§ **The problem**: A single number is wanted: how many lines of the data below include the string "content"?

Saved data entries

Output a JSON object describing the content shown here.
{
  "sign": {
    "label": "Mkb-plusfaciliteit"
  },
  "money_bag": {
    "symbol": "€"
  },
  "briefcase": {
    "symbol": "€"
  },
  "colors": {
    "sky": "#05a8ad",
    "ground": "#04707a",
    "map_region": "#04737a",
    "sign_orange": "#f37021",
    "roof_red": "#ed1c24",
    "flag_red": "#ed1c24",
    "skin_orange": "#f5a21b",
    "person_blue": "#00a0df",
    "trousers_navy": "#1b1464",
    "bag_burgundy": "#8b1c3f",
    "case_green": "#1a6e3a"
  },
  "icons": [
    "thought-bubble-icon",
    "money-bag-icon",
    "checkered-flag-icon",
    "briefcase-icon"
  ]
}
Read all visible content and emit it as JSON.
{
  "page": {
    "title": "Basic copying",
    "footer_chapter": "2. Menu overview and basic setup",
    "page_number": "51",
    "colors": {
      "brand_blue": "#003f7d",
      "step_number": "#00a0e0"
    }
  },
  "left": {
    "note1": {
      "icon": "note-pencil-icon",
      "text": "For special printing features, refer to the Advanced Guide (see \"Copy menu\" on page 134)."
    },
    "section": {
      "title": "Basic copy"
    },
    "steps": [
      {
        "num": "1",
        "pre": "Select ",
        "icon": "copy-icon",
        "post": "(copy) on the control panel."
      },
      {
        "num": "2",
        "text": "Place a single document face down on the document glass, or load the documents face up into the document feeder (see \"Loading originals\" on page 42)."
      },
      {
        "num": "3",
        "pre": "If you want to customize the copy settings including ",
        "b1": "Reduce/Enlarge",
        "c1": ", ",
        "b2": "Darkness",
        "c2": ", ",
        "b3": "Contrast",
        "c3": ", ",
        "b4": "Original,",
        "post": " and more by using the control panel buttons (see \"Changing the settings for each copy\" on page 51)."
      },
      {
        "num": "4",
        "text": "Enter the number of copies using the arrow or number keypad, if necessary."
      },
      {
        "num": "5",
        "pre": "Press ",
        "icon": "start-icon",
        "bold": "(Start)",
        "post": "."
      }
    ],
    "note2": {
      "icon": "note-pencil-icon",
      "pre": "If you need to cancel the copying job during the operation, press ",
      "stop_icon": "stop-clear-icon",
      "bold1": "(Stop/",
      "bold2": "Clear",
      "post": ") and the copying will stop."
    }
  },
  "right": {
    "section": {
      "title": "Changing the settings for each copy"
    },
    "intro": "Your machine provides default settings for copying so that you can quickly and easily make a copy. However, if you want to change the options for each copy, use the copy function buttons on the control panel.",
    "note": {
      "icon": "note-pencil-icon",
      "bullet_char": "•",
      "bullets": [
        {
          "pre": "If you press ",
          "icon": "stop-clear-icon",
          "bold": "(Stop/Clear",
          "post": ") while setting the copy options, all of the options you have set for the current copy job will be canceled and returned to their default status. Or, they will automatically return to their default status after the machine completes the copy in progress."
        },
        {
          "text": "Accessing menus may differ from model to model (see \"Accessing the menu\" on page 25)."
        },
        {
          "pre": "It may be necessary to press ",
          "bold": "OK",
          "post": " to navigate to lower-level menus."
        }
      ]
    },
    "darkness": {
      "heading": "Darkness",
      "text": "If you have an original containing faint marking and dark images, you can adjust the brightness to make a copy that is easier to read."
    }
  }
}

§ **Result below**: 2